● **Problem description**: Find and copy each line of the listing below that has the word "send" in it.

*** Information given

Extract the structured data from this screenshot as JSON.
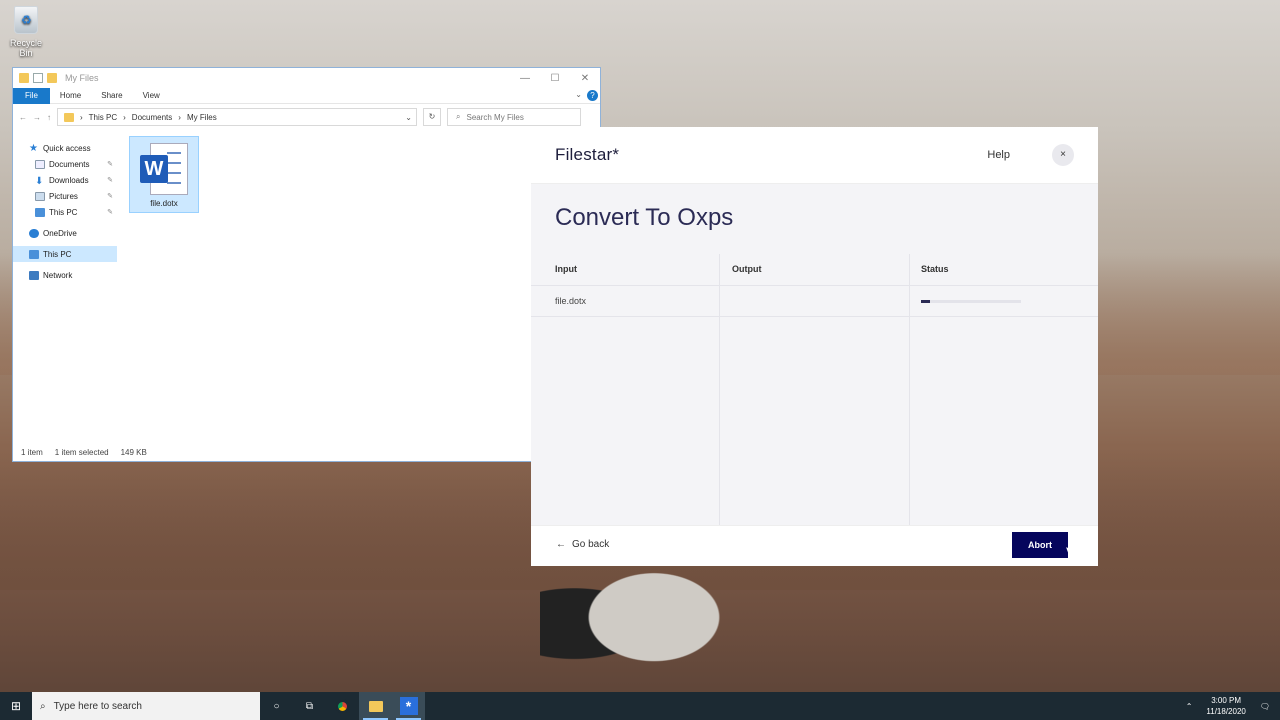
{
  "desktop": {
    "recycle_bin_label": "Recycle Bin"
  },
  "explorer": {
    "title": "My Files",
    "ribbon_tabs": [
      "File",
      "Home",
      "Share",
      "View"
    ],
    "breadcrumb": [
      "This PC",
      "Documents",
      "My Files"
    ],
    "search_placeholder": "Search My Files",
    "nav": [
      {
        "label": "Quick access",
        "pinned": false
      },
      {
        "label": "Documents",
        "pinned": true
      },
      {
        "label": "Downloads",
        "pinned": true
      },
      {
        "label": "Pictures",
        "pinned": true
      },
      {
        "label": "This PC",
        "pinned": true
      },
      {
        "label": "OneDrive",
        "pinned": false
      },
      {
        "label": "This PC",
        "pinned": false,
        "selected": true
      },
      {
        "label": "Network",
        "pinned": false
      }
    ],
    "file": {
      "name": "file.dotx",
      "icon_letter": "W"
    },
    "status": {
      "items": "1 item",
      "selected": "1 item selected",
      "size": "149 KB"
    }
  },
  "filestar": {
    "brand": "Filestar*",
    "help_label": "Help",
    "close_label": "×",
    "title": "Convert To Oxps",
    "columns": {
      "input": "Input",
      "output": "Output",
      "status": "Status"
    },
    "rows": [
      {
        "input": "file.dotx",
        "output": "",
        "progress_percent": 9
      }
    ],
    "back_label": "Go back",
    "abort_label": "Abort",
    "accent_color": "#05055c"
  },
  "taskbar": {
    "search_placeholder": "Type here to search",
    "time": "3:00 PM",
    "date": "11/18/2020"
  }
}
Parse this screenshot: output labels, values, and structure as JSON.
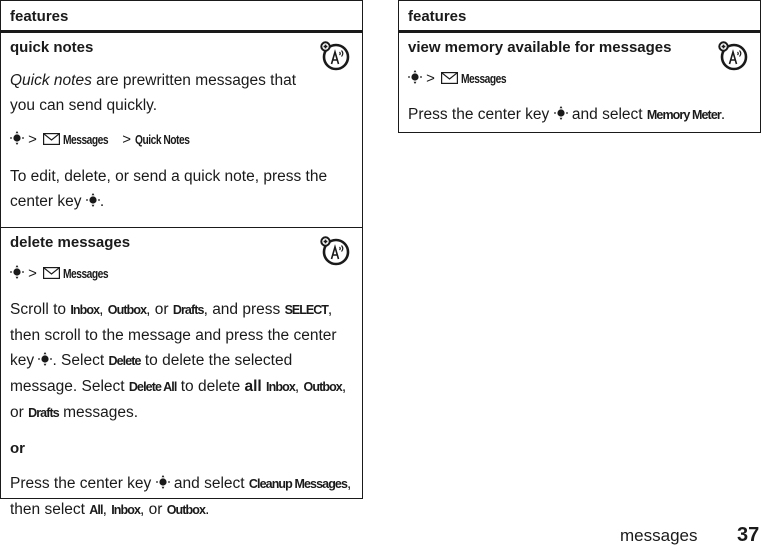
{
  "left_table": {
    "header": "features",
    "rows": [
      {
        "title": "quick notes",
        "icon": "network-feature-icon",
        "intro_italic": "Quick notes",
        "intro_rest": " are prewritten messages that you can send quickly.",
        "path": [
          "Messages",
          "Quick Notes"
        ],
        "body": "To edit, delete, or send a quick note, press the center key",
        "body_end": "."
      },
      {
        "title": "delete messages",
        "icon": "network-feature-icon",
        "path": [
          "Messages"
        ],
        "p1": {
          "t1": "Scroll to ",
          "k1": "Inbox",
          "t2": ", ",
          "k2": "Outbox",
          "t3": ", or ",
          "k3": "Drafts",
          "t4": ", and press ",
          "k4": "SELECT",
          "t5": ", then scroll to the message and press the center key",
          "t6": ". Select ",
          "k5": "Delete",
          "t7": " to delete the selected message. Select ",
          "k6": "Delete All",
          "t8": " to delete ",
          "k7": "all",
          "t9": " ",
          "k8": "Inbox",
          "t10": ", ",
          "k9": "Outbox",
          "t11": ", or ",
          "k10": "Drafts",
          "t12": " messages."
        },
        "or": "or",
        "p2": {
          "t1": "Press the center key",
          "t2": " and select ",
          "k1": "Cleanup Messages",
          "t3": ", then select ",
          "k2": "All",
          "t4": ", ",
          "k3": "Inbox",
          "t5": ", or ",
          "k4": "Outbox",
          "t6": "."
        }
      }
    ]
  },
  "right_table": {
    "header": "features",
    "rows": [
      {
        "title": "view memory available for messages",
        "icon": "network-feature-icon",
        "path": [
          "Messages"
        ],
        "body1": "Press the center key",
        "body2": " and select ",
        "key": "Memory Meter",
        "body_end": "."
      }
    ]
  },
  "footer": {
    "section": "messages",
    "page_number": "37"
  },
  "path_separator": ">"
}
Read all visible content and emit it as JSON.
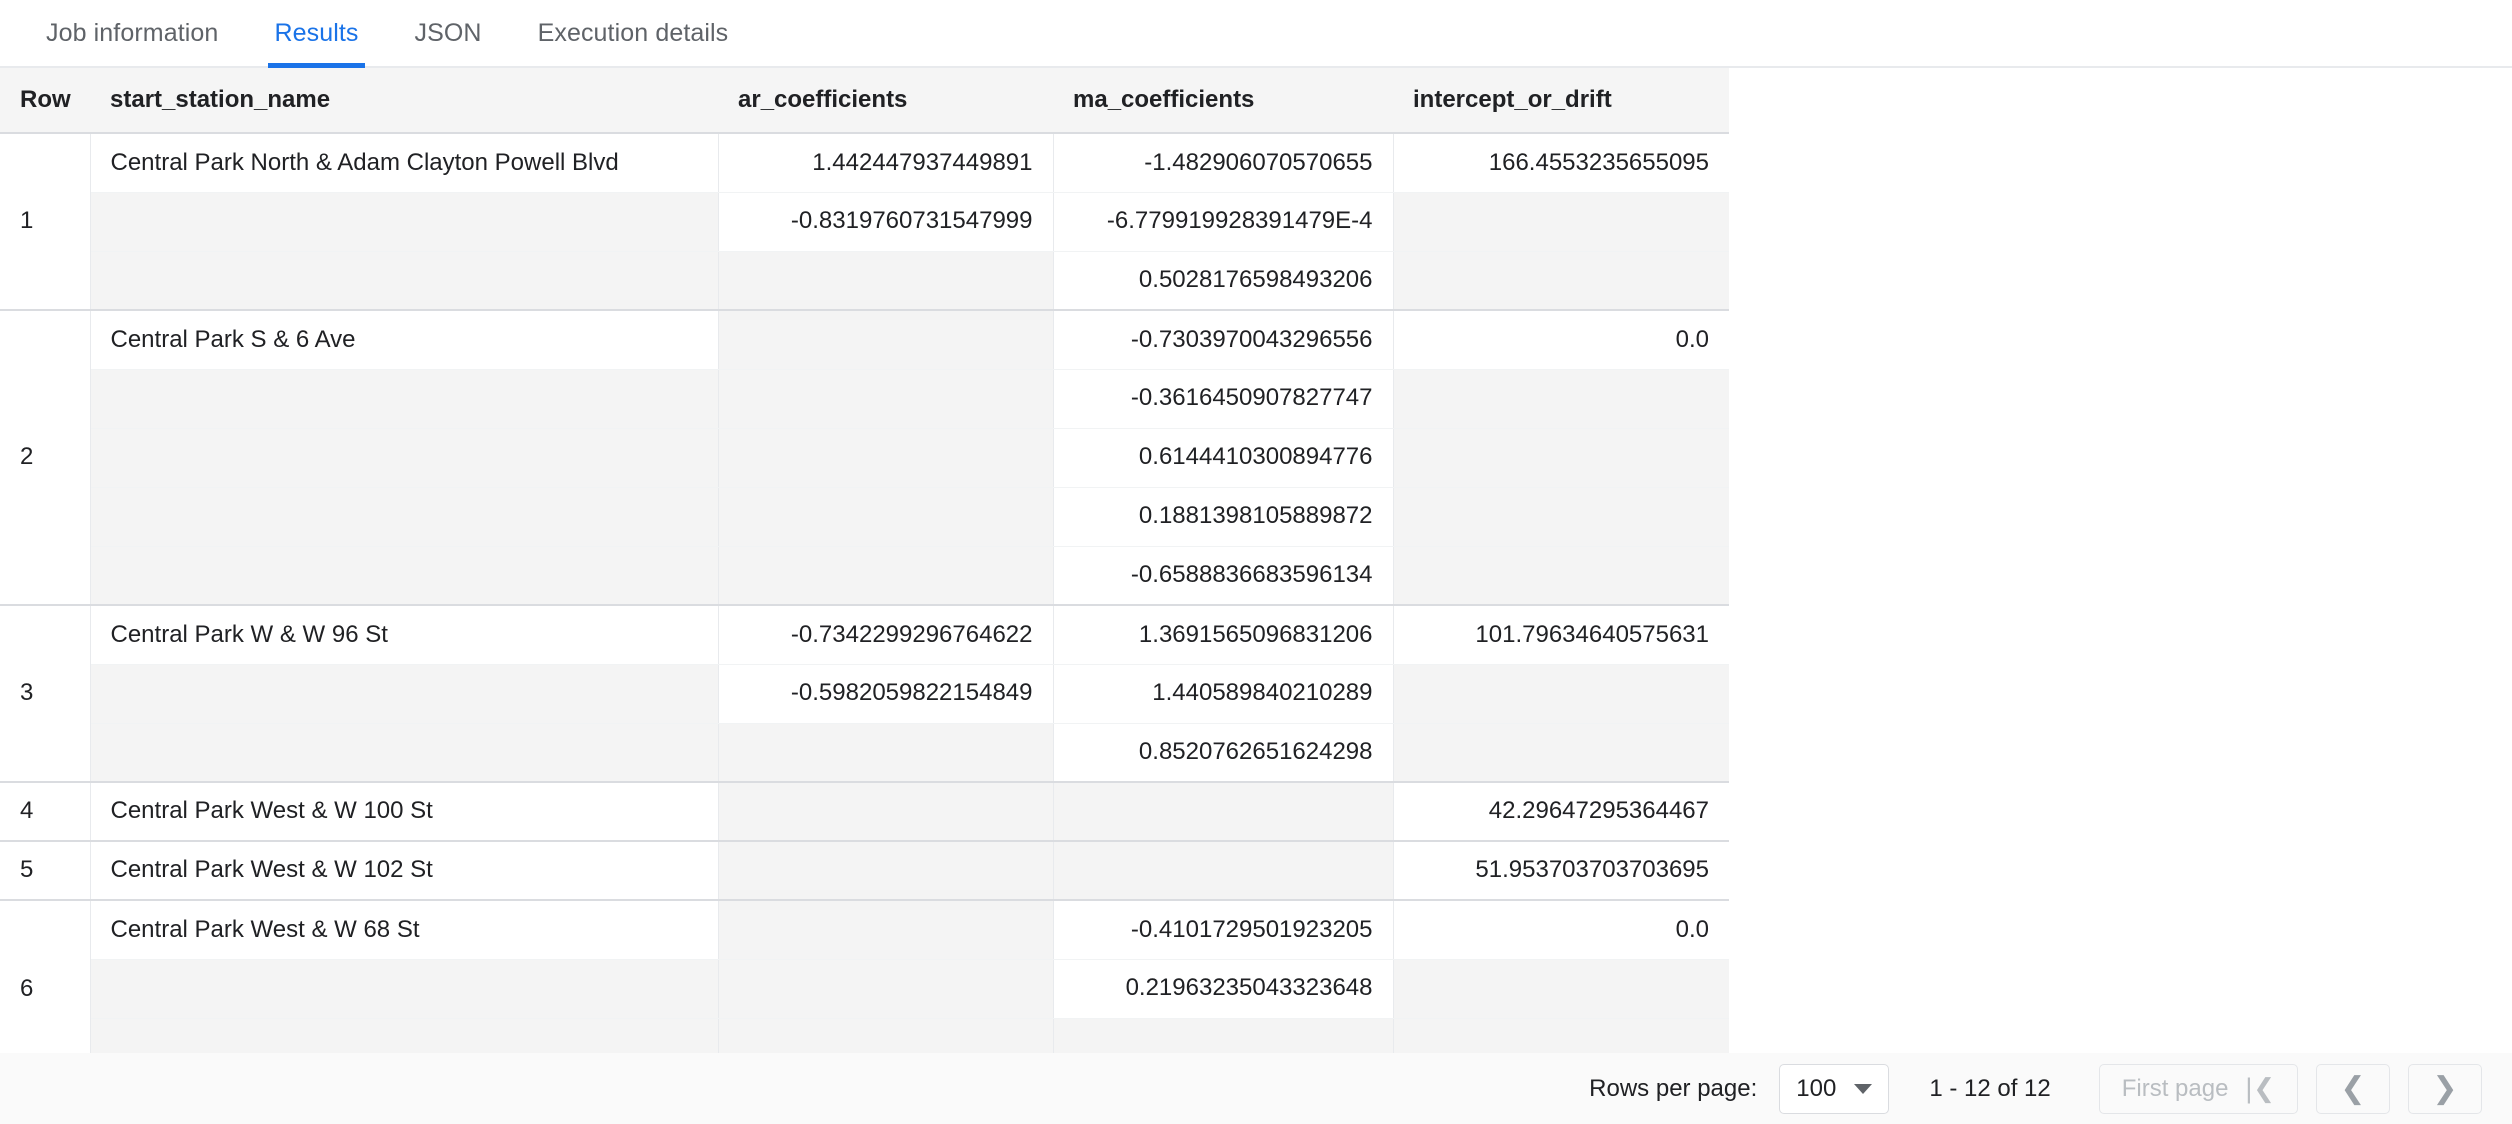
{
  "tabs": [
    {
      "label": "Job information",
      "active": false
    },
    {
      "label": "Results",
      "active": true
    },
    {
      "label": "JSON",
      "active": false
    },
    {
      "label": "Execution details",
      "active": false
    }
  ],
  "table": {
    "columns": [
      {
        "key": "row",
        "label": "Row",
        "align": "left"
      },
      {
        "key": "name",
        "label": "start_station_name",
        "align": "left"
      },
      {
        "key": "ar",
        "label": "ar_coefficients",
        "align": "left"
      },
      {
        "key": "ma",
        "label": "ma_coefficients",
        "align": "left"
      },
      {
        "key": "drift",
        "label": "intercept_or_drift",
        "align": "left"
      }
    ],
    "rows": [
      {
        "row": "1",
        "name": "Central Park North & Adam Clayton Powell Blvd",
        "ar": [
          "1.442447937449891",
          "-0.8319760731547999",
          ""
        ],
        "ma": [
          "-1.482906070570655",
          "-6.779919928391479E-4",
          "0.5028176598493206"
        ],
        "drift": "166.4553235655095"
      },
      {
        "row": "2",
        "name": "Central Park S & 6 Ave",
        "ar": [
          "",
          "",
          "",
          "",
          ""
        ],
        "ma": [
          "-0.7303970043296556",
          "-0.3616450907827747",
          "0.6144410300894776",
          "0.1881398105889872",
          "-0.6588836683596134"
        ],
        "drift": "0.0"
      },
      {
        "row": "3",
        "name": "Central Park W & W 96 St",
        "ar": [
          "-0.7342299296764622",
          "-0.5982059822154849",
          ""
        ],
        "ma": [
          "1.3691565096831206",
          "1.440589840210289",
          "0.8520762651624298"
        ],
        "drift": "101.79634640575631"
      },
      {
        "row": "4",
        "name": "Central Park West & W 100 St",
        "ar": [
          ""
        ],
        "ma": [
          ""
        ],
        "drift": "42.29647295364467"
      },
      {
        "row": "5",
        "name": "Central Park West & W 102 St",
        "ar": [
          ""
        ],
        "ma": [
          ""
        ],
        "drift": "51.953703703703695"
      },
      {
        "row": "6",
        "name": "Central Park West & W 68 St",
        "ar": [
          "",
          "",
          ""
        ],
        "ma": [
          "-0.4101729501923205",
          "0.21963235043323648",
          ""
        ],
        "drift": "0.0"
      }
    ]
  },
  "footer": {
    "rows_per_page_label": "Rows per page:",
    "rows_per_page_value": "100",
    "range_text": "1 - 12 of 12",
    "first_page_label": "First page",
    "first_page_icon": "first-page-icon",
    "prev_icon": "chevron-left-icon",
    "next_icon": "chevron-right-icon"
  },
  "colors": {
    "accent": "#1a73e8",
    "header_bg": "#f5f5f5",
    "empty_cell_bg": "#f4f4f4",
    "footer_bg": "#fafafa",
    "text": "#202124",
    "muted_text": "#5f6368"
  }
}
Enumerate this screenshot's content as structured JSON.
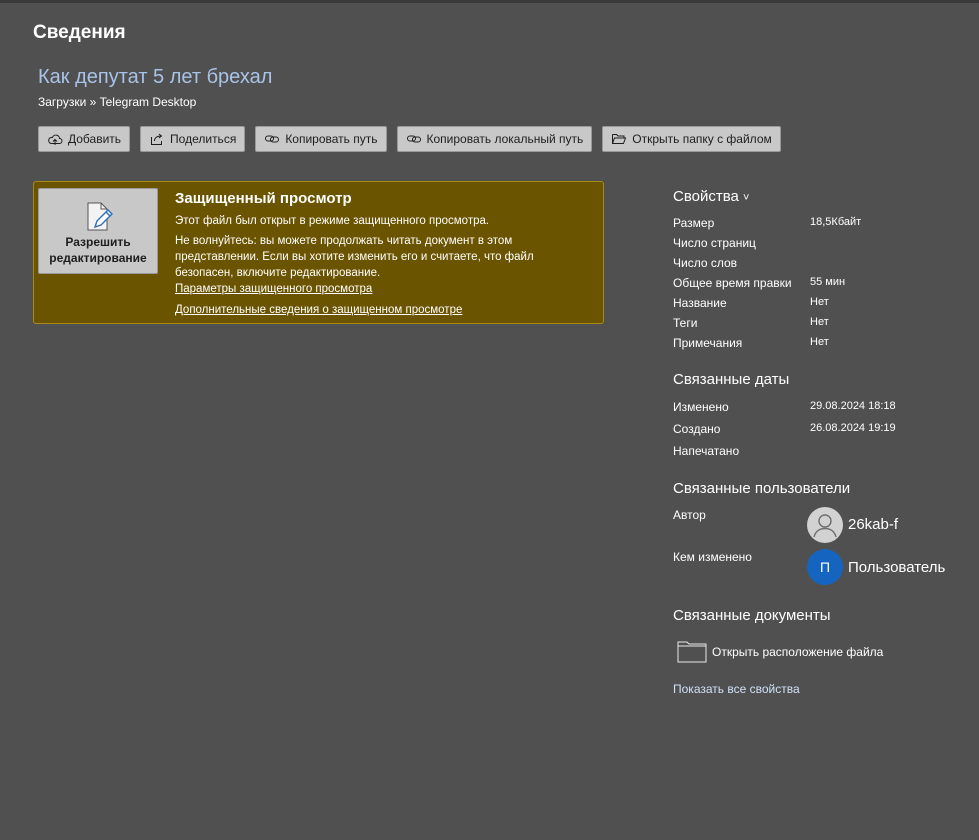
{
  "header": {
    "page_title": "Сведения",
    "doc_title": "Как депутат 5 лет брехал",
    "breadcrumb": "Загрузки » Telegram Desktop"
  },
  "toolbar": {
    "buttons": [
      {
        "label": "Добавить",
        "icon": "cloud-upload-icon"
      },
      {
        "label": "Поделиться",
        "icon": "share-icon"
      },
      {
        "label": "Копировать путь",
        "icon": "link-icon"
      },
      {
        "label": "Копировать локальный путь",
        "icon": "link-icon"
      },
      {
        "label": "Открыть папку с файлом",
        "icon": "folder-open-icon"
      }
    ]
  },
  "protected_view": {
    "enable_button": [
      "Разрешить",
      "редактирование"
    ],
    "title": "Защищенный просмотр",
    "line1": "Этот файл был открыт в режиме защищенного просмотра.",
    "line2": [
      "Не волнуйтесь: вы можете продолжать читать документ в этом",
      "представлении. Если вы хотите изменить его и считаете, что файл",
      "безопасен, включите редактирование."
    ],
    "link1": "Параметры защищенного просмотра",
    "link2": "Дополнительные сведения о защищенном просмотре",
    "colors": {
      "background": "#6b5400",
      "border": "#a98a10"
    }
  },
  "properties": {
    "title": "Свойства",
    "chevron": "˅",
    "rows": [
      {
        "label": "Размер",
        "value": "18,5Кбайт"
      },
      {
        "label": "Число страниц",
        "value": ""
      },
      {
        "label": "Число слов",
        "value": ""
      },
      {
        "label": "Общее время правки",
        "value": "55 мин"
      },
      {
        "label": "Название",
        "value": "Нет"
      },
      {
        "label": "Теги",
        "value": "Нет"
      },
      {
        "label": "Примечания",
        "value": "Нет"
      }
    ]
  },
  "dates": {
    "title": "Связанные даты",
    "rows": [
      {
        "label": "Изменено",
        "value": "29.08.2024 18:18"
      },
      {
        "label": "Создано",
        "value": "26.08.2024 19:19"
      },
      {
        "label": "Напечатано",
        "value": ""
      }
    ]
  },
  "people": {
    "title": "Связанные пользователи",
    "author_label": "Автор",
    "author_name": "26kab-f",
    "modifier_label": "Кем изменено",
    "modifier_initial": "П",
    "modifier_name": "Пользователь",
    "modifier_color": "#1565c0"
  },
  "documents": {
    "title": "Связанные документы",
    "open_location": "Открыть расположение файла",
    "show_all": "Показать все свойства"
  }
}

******

● **Response box**:
        "intro_rest": " are prewritten messages that you can send quickly.",
        "body": "To edit, delete, or send a quick note, press the center key",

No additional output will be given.